The records below must be repeated exactly, but without their pictures.

| Data to use |
#####

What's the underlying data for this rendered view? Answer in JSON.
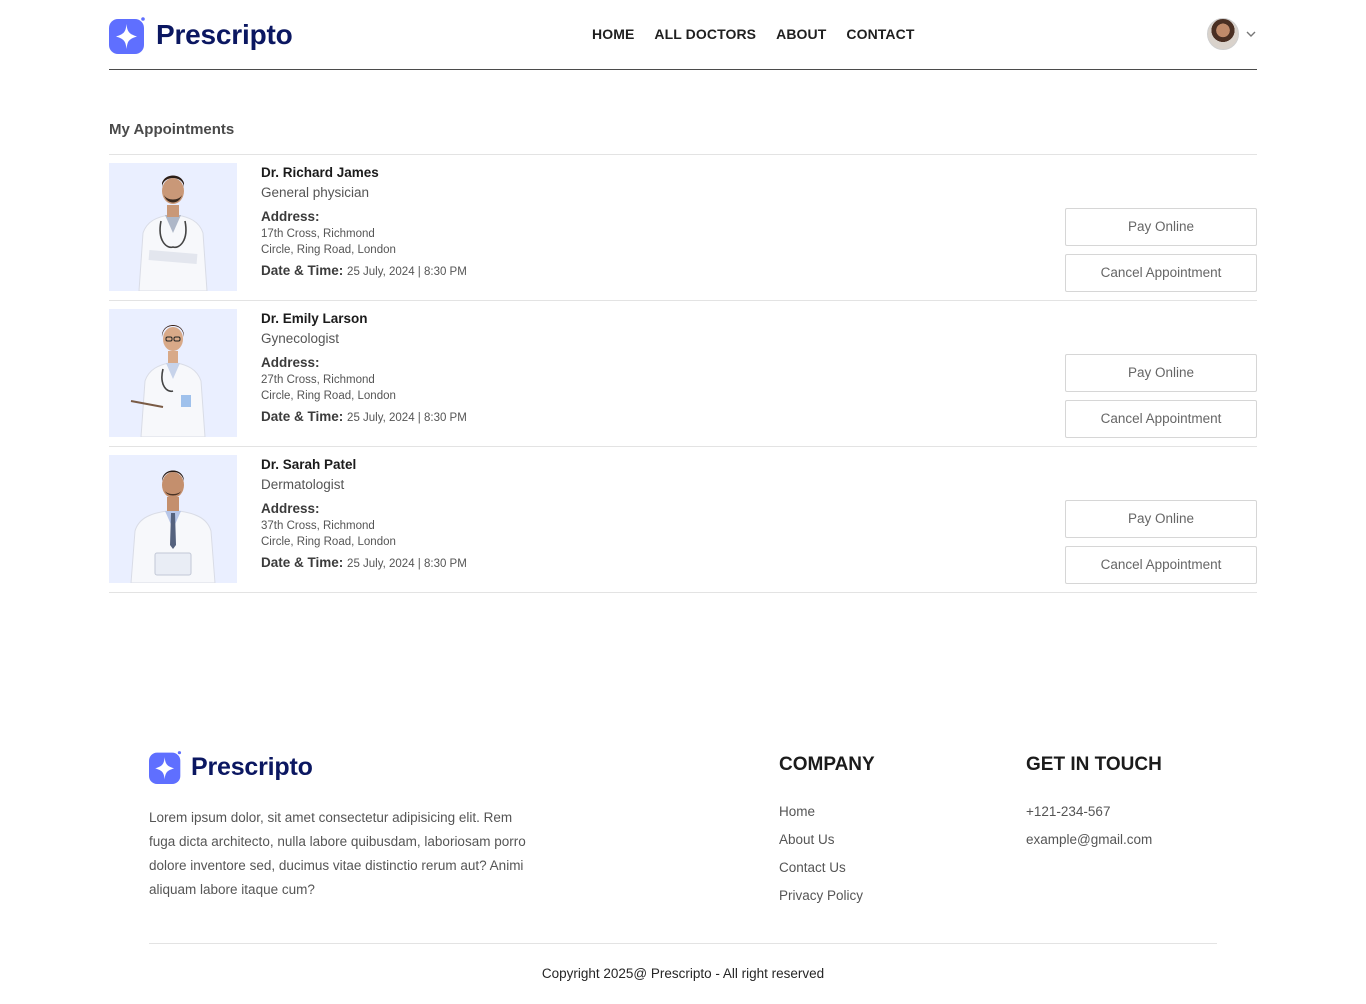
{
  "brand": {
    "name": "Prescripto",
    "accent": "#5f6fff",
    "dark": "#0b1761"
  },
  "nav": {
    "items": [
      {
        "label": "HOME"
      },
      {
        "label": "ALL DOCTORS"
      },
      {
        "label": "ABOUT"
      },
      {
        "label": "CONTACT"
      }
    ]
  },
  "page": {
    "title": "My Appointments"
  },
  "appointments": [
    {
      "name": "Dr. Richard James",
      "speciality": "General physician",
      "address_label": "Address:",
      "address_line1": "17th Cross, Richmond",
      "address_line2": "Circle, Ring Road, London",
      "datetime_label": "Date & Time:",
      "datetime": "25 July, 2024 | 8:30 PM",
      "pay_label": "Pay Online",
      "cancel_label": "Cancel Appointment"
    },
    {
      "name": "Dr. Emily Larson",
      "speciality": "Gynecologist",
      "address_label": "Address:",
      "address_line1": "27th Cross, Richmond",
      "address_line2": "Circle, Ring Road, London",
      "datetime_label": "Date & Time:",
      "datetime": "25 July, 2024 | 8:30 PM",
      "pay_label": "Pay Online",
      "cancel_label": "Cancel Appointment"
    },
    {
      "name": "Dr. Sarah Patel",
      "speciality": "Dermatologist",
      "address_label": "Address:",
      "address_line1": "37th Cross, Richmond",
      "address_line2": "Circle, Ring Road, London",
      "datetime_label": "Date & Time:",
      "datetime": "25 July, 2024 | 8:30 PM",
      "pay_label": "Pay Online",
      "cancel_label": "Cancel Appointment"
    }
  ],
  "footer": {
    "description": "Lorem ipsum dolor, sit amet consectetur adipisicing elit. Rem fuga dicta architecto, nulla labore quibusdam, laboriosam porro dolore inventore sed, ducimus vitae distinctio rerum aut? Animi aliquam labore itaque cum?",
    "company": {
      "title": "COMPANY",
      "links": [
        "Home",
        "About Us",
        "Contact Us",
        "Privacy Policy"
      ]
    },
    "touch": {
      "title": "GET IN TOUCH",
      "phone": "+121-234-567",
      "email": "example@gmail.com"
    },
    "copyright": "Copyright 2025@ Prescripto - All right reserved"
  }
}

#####

| Answer space |
What's the underlying data for this rendered view? Answer in JSON.
{
  "brand": {
    "name": "Prescripto",
    "accent": "#5f6fff",
    "dark": "#0b1761"
  },
  "nav": {
    "items": [
      {
        "label": "HOME"
      },
      {
        "label": "ALL DOCTORS"
      },
      {
        "label": "ABOUT"
      },
      {
        "label": "CONTACT"
      }
    ]
  },
  "page": {
    "title": "My Appointments"
  },
  "appointments": [
    {
      "name": "Dr. Richard James",
      "speciality": "General physician",
      "address_label": "Address:",
      "address_line1": "17th Cross, Richmond",
      "address_line2": "Circle, Ring Road, London",
      "datetime_label": "Date & Time:",
      "datetime": "25 July, 2024 | 8:30 PM",
      "pay_label": "Pay Online",
      "cancel_label": "Cancel Appointment"
    },
    {
      "name": "Dr. Emily Larson",
      "speciality": "Gynecologist",
      "address_label": "Address:",
      "address_line1": "27th Cross, Richmond",
      "address_line2": "Circle, Ring Road, London",
      "datetime_label": "Date & Time:",
      "datetime": "25 July, 2024 | 8:30 PM",
      "pay_label": "Pay Online",
      "cancel_label": "Cancel Appointment"
    },
    {
      "name": "Dr. Sarah Patel",
      "speciality": "Dermatologist",
      "address_label": "Address:",
      "address_line1": "37th Cross, Richmond",
      "address_line2": "Circle, Ring Road, London",
      "datetime_label": "Date & Time:",
      "datetime": "25 July, 2024 | 8:30 PM",
      "pay_label": "Pay Online",
      "cancel_label": "Cancel Appointment"
    }
  ],
  "footer": {
    "description": "Lorem ipsum dolor, sit amet consectetur adipisicing elit. Rem fuga dicta architecto, nulla labore quibusdam, laboriosam porro dolore inventore sed, ducimus vitae distinctio rerum aut? Animi aliquam labore itaque cum?",
    "company": {
      "title": "COMPANY",
      "links": [
        "Home",
        "About Us",
        "Contact Us",
        "Privacy Policy"
      ]
    },
    "touch": {
      "title": "GET IN TOUCH",
      "phone": "+121-234-567",
      "email": "example@gmail.com"
    },
    "copyright": "Copyright 2025@ Prescripto - All right reserved"
  }
}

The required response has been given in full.